(Cork County Eagle and Munster Advertiser, June 3rd 1922.)
Under the newly formed Free State, the men’s stay in prison was far from comfortable, with neither side willing to give concession to the other. Throughout the Civil War they remained guests of the State, who though petitioned, refused to sanction the release of Thomas even though it was proved could not have been present for the raid which he was serving time for. The men in turn didn’t make it easy for the prison services, and until their release in July 1924, frequently engaged in acts of disobedience, refusing to wear uniforms, attacking warders and undergoing several hunger strikes, one of which in particular almost cost James his life.
Their story does not end there.
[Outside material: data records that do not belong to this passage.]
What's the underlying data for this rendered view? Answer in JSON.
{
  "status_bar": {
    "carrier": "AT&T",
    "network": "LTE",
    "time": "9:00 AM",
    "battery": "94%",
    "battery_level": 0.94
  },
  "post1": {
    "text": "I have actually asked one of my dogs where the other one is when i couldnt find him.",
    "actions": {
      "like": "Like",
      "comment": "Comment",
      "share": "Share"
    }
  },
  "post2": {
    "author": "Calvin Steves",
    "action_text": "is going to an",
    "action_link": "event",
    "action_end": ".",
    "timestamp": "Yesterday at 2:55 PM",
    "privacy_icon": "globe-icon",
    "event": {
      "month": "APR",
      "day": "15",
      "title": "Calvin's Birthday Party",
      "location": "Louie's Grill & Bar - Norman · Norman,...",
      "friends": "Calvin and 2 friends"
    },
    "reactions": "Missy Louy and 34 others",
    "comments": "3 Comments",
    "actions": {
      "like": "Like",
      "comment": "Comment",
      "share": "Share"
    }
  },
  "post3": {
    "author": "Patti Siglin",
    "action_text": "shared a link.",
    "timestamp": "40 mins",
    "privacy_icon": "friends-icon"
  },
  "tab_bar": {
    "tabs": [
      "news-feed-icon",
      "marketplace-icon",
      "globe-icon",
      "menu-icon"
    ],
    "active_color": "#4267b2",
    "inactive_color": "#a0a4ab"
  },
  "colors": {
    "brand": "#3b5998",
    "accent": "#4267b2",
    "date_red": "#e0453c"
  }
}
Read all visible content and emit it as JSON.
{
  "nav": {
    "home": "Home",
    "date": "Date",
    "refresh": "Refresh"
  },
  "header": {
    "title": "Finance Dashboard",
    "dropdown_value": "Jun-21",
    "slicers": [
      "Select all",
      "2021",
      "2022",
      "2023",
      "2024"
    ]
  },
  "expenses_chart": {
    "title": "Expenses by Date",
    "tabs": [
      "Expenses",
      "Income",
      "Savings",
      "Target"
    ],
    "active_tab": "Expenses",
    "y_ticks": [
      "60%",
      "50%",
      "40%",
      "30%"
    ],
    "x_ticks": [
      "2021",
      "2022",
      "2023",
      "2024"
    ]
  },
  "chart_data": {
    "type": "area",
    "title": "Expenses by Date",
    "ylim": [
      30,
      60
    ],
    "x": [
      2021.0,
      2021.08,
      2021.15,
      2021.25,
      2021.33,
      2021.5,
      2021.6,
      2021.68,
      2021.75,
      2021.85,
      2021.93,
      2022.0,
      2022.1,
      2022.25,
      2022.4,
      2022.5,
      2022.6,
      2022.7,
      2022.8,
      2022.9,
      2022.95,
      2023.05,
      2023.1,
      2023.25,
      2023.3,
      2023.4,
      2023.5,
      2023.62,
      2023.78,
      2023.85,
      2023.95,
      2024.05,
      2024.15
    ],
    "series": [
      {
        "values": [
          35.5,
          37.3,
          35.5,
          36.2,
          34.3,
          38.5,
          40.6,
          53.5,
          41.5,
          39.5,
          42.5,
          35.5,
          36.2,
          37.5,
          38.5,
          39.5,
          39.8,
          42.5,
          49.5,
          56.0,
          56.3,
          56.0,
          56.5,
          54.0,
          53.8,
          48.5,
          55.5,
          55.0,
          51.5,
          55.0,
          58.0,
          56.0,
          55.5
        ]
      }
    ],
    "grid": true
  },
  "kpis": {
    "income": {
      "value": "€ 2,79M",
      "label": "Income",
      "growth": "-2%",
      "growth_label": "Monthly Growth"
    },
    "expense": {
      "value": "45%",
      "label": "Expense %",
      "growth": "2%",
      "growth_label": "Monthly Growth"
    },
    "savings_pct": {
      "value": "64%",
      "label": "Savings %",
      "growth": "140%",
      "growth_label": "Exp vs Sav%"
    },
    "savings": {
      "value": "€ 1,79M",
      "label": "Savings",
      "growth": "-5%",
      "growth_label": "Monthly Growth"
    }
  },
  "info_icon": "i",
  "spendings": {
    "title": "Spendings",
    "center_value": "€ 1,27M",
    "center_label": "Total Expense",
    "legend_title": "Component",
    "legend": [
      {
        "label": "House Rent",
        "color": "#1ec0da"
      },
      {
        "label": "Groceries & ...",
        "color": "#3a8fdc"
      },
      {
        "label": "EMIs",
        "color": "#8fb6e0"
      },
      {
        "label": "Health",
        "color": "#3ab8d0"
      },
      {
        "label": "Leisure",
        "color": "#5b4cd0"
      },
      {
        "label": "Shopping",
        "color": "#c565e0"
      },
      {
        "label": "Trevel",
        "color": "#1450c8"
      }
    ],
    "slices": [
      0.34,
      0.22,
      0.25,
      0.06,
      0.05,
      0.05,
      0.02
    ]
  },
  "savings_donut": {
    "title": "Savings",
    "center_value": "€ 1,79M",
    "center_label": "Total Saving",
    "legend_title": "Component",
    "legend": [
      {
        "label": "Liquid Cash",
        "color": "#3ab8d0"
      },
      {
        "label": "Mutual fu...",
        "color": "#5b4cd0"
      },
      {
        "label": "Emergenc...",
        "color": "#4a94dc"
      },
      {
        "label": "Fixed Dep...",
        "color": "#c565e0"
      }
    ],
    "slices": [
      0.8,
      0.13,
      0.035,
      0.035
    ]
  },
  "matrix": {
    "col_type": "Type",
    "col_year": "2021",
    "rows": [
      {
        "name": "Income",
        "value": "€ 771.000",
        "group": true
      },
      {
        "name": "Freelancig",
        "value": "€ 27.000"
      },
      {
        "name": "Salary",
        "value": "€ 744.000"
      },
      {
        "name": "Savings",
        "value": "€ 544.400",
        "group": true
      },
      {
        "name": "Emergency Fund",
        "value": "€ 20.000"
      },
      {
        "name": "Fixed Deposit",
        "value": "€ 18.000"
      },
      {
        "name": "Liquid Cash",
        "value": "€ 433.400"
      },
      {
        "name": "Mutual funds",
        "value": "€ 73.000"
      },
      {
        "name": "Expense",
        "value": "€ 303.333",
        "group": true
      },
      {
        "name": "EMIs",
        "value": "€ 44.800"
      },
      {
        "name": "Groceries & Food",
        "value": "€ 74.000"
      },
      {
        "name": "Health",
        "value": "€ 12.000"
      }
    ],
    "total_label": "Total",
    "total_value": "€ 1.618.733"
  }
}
In 1928 Seán Harling, a brother-in-law to the Redican brothers (having married their sister Dorothy) shot and killed Timothy Coughlan, a 22-year-old IRA Volunteer outside the house he was sharing with the Redican family. Harling, a Republican interned during the Civil War had joined the Secret Services of the Free State in part due to economic reasons, and in part due to enormous pressure exerted by Free State agents. He alleged he was ambushed while returning home from work and retaliated in self-defence. However, medical evidence would suggest otherwise, Coughlan’s wound looking more like an execution rather than a shot fired in haste whilst fleeing. The Redican brothers would take the stand once more, this time for questioning in relation to Coughlan’s death having been present in the house during the shooting; a case that is almost as inconclusive today as it was at the time.